Session Type(s): Panel
Starts: Thursday, Jul. 16 6:45 PM (Eastern)
Ends: Thursday, Jul. 16 8:00 PM (Eastern)
Though touted as the ‘toughest Sheriff,’ Joe Arpaio has suffered setbacks in recent years. After years of abuse, organized communities have begun to fight back and win. Hear from Puente AZ and allies to learn about the impact of Arpaio’s antics and the ways that those directly affected are refusing to simply live in the shadows.
Other sessions: Keynote: A 2015 Progress Report, A Movement Not a Moment: Fighting Fast Track in Arizona (sponsored panel)
Katherine Figueroa, now 15 years old, was nine years old when she watched her parents arrested by Arpaio in a workplace raid on TV. She was the first person to draw national attention to a deportation case, through organizing children’s marches and giving testimony in front of Congress about how Arpaio affects families. She starred in the documentary Two Americans, sharing her story as a powerful counterpoint to Arpaio’s reign of terror in Maricopa County.
Alfredo is a long-standing political force in Arizona; elected to the Arizona Senate in 1972 and its Majority Leader in 1973. He served as leader through the remainder of his tenure. He founded Jamieson & Gutierrez, the state’s leading public relations and policy firm. In 2001 he was an unsuccessful candidate for Governor. Subsequently he founded the Internet newspaper – La Frontera Times focused on immigration. Alfredo hosted Arizona’s most listened to talk radio program in English or Spanish: “Escucha y Ponte Trucha con Alfredo Gutierrez” heard daily.

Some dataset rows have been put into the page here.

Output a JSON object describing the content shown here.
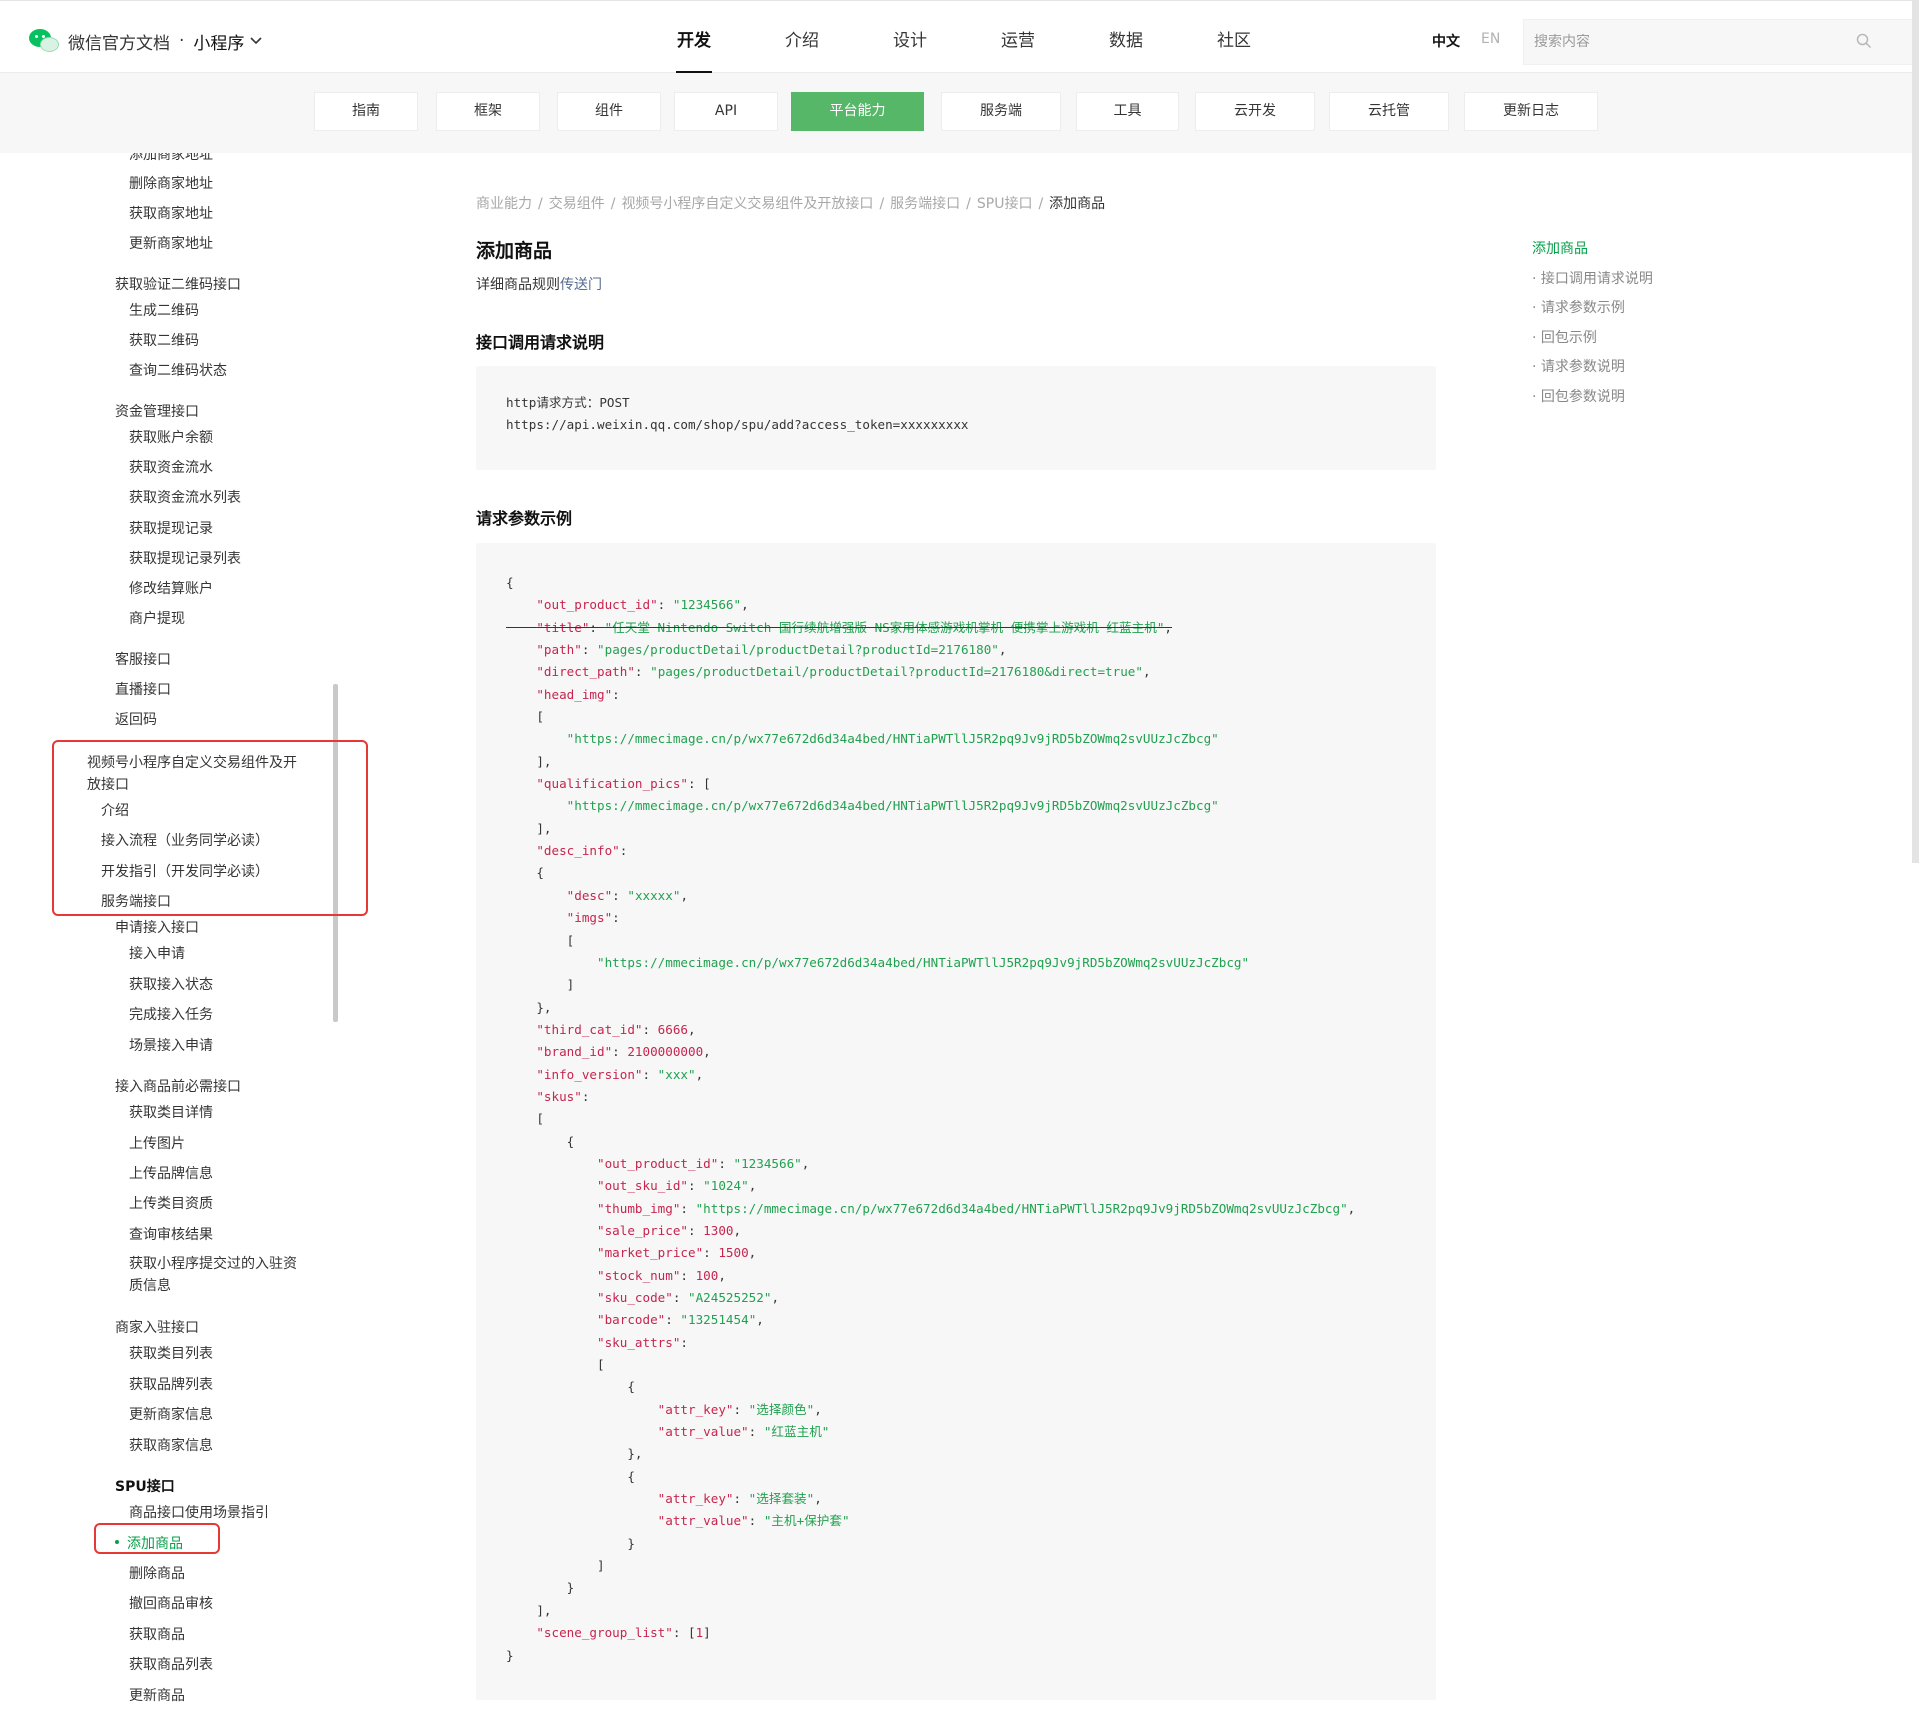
{
  "header": {
    "brand": "微信官方文档",
    "brand_dot": "·",
    "product": "小程序",
    "nav": [
      "开发",
      "介绍",
      "设计",
      "运营",
      "数据",
      "社区"
    ],
    "lang_zh": "中文",
    "lang_en": "EN",
    "search_placeholder": "搜索内容"
  },
  "subnav": [
    "指南",
    "框架",
    "组件",
    "API",
    "平台能力",
    "服务端",
    "工具",
    "云开发",
    "云托管",
    "更新日志"
  ],
  "sidebar": [
    "添加商家地址",
    "删除商家地址",
    "获取商家地址",
    "更新商家地址",
    "获取验证二维码接口",
    "生成二维码",
    "获取二维码",
    "查询二维码状态",
    "资金管理接口",
    "获取账户余额",
    "获取资金流水",
    "获取资金流水列表",
    "获取提现记录",
    "获取提现记录列表",
    "修改结算账户",
    "商户提现",
    "客服接口",
    "直播接口",
    "返回码",
    "视频号小程序自定义交易组件及开放接口",
    "介绍",
    "接入流程（业务同学必读）",
    "开发指引（开发同学必读）",
    "服务端接口",
    "申请接入接口",
    "接入申请",
    "获取接入状态",
    "完成接入任务",
    "场景接入申请",
    "接入商品前必需接口",
    "获取类目详情",
    "上传图片",
    "上传品牌信息",
    "上传类目资质",
    "查询审核结果",
    "获取小程序提交过的入驻资质信息",
    "商家入驻接口",
    "获取类目列表",
    "获取品牌列表",
    "更新商家信息",
    "获取商家信息",
    "SPU接口",
    "商品接口使用场景指引",
    "添加商品",
    "删除商品",
    "撤回商品审核",
    "获取商品",
    "获取商品列表",
    "更新商品"
  ],
  "breadcrumb": [
    "商业能力",
    "交易组件",
    "视频号小程序自定义交易组件及开放接口",
    "服务端接口",
    "SPU接口",
    "添加商品"
  ],
  "breadcrumb_sep": "/",
  "page": {
    "title": "添加商品",
    "intro": "详细商品规则",
    "intro_link": "传送门",
    "section1": "接口调用请求说明",
    "request_method_label": "http请求方式：",
    "request_method": "POST",
    "request_url": "https://api.weixin.qq.com/shop/spu/add?access_token=xxxxxxxxx",
    "section2": "请求参数示例"
  },
  "code": {
    "out_product_id": "1234566",
    "title": "任天堂 Nintendo Switch 国行续航增强版 NS家用体感游戏机掌机 便携掌上游戏机 红蓝主机",
    "path": "pages/productDetail/productDetail?productId=2176180",
    "direct_path": "pages/productDetail/productDetail?productId=2176180&direct=true",
    "img_url": "https://mmecimage.cn/p/wx77e672d6d34a4bed/HNTiaPWTllJ5R2pq9Jv9jRD5bZOWmq2svUUzJcZbcg",
    "desc": "xxxxx",
    "third_cat_id": "6666",
    "brand_id": "2100000000",
    "info_version": "xxx",
    "sku_out_product_id": "1234566",
    "out_sku_id": "1024",
    "sale_price": "1300",
    "market_price": "1500",
    "stock_num": "100",
    "sku_code": "A24525252",
    "barcode": "13251454",
    "attr_key_1": "选择颜色",
    "attr_value_1": "红蓝主机",
    "attr_key_2": "选择套装",
    "attr_value_2": "主机+保护套",
    "scene_group_value": "1"
  },
  "toc": [
    "添加商品",
    "· 接口调用请求说明",
    "· 请求参数示例",
    "· 回包示例",
    "· 请求参数说明",
    "· 回包参数说明"
  ],
  "colors": {
    "accent": "#55b767",
    "link": "#576b95",
    "highlight_box": "#e53935"
  }
}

Alfredo received the Robert F. Kennedy Memorial Fellowship in its inaugural year. He was Arizona Chairman of the first Jimmy Carter Presidential Campaign, and recipient of a Fulbright teaching fellowship at Colegio de Mexico. Alfredo received a Doctoral Degree, Honoris Causa, from Arizona State University. He has completed his first book, “To Sin Against Hope”. Verso Books is the publisher.
Other sessions: The Evolution of Immigrant Rights: From Political Empowerment to Progressive Change, How Progressive Arizona Became Tea Party Arizona
Victoria López is the Legal Director and oversees the legal program at the ACLU of Arizona including litigation to defend civil rights and liberties in Arizona. She joined the ACLU of Arizona in 2009 and previously served as the organization’s Policy and Advocacy Director and staff attorney. Victoria is a former Equal Justice Works fellow, staff attorney and executive director of the Florence Immigrant and Refugee Rights Project. She is a graduate of the University of Illinois Champaign and the University of Pennsylvania Law School.
Jose Mejia was also arrested in a workplace raid by Arpaio, and spent almost a year in county jails and detention before his family secured his release through organizing with Puente. He is now ineligible for any immigration relief despite having 3 US Citizen kids.
Here’s some videos about his families struggle to stop his deportation
Other sessions: A Movement Not a Moment: Fighting Fast Track in Arizona (sponsored panel)
Noemi Romero was working to pay for her DACA application when she was arrested in a workplace raid by Arpaio. Her mother organized with Puente to secure her release, and now Noemi works on the Uno por Uno project of Puente, helping other people fight their deportation cases.